__Action item__.
Scan the records for the string "JSON", then copy each line that has it.

[Stored entries]

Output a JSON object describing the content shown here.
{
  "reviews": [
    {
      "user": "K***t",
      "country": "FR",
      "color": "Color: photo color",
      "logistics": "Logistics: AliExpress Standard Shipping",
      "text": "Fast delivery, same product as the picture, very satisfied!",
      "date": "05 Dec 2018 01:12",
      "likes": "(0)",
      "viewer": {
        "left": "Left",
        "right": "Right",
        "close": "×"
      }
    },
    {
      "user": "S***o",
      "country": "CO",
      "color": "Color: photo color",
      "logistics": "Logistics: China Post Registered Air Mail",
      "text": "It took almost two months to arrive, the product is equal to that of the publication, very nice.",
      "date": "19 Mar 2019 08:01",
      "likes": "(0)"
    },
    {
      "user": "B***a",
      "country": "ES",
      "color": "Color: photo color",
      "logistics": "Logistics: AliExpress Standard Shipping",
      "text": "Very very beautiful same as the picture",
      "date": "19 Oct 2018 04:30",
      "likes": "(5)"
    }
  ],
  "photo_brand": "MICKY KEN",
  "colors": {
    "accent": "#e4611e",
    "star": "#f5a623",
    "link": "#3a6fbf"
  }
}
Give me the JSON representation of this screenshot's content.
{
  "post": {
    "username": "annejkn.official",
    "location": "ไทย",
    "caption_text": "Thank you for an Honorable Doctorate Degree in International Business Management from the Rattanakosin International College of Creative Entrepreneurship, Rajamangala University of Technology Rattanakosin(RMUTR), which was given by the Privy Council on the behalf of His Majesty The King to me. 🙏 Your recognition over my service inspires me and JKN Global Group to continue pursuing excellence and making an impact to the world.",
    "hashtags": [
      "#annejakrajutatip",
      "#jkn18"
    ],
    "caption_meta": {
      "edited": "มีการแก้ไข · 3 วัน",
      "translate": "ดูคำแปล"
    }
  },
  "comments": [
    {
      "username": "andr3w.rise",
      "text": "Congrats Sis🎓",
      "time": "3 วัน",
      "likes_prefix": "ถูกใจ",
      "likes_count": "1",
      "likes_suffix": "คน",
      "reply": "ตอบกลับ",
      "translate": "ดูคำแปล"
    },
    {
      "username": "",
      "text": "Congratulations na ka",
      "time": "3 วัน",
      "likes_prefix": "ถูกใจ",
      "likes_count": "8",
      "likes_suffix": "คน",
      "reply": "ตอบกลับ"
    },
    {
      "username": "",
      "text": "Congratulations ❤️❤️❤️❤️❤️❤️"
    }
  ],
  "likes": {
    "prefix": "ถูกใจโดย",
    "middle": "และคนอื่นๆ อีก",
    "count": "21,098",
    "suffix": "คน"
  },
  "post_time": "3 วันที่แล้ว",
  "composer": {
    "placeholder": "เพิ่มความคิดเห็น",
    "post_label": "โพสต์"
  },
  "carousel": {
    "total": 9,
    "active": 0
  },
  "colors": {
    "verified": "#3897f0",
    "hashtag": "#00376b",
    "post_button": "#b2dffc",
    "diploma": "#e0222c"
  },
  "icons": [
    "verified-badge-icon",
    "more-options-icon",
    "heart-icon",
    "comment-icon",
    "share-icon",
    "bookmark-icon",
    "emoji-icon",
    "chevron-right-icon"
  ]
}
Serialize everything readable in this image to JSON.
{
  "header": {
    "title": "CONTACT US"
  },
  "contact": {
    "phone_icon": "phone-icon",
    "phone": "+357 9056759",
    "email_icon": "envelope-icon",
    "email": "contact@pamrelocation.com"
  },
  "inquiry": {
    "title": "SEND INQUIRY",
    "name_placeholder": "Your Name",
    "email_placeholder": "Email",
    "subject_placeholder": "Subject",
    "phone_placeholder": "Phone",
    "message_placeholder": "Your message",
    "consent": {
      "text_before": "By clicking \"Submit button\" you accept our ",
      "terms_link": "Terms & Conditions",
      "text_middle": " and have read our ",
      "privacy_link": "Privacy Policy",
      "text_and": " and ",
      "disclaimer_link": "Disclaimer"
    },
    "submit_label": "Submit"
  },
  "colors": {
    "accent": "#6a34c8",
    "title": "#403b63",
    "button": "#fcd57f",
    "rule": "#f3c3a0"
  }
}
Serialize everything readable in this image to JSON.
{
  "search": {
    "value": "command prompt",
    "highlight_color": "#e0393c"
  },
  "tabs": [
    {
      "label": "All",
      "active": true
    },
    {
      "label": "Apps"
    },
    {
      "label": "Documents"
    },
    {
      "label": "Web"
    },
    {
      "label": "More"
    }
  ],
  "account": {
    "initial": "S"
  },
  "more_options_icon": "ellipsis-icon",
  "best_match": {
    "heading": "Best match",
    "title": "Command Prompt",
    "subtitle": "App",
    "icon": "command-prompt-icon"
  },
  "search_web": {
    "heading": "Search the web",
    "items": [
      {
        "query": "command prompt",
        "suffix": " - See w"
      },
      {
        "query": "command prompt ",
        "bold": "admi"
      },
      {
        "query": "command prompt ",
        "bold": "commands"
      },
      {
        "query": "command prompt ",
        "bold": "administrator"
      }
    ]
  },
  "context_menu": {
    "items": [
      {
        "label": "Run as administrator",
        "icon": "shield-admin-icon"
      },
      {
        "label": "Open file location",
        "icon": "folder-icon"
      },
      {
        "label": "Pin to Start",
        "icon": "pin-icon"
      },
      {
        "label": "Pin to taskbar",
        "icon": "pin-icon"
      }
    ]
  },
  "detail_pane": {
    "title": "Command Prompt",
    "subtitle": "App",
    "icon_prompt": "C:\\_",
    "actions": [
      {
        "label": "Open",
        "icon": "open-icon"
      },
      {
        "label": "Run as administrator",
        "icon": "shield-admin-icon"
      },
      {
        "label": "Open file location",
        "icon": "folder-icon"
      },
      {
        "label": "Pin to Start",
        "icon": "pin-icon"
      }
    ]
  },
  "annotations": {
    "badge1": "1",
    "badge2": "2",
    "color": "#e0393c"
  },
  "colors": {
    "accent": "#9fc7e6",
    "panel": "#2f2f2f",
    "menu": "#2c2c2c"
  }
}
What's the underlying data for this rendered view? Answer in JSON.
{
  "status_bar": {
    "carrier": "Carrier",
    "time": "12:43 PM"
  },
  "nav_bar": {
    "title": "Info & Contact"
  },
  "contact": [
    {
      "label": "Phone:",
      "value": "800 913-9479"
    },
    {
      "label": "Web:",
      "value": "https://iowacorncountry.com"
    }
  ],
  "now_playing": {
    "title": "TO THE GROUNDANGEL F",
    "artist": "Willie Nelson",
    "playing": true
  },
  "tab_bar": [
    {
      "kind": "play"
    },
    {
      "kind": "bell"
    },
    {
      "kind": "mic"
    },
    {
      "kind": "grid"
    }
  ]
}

__Problem solution__.
Output a JSON object describing the content shown here.
Give me the JSON representation of this screenshot's content.
Serialize everything readable in this image to JSON.
Serialize everything readable in this image to JSON.
What's the underlying data for this rendered view? Answer in JSON.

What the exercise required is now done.